Heat waves in the U.S. have already become more frequent and intense due to global warming
Because of human-caused global warming, heat waves in the U.S. are becoming more common and the hottest heat waves are getting hotter. Weather is naturally variable, but the trend of warming temperatures means that local record highs are set more often, and record lows less often.
Research fellow, University of Melbourne
This is true and is also consistent with findings from other areas of the world. For example, Dr Sophie Lewis led work* that showed in Australia there have been 12 times as many hot records compared to cold records since 2000.
- Lewis and King (2015) Dramatically increased rate of observed hot record breaking in recent Australian temperatures, Geophysical Research Letters
Senior scientist, The Norwegian Meteorological institute
“Climate change” is by definition a shift in the weather statistics, such as the curve that describes the likelihood of temperatures exceeding a certain threshold [see figure below]. The temperature has a statistical character that is close to being bell-shaped (normal distribution), which implies that high temperatures are expected to be more frequent with a global warming – unless the typical range of temperatures (standard deviation) or shape of the curve changes as well. Climate is the typical character outlined by this curve (probability density function) describing the probabilities, whereas weather is each different data point on which this curve is based. When referring to one event – one data point – one talks about weather. Weather is not the same as climate, but they are related: climate is the expected weather.
Figure illustrating how a change in climate influences the frequency of extreme heat events: an increase in the average temperature (upper panel) causes a large increase in the probability of extreme hot events; a change in the climate variability (lower panels) can further alter the frequency of extreme events. – adapted from IPCC report (2001)
This is certainly true—the distribution of temperature is shifting towards warmer conditions. This allows for a large increase in the frequency of heatwaves, as well as an increase in their intensity. But the amount of change depends largely on the area of focus. Some regions have a much wider temperature distribution than others. Changes in the variability of the temperature distribution will also influence by how much extreme events like heatwaves will change.
Almost all attribution studies on extreme heat conditions have come back with some measurable human influence.
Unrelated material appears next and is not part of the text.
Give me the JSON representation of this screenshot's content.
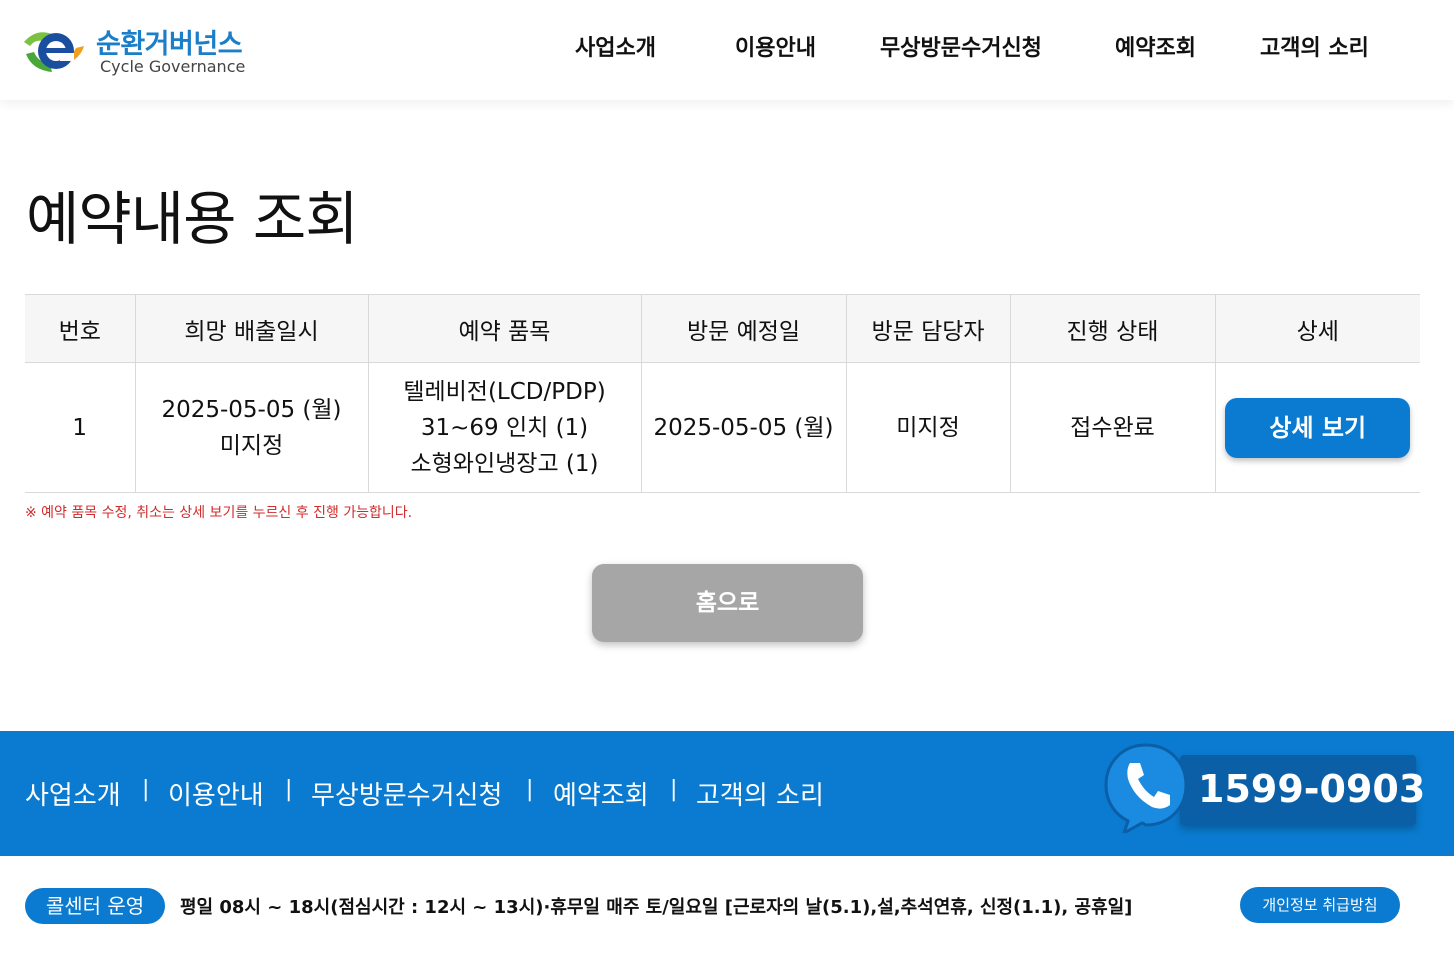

The amount of this influence varies a lot, and therefore, is specific to the event analysed. But in general, yes, there is a detectable human influence behind extreme hot temperature events.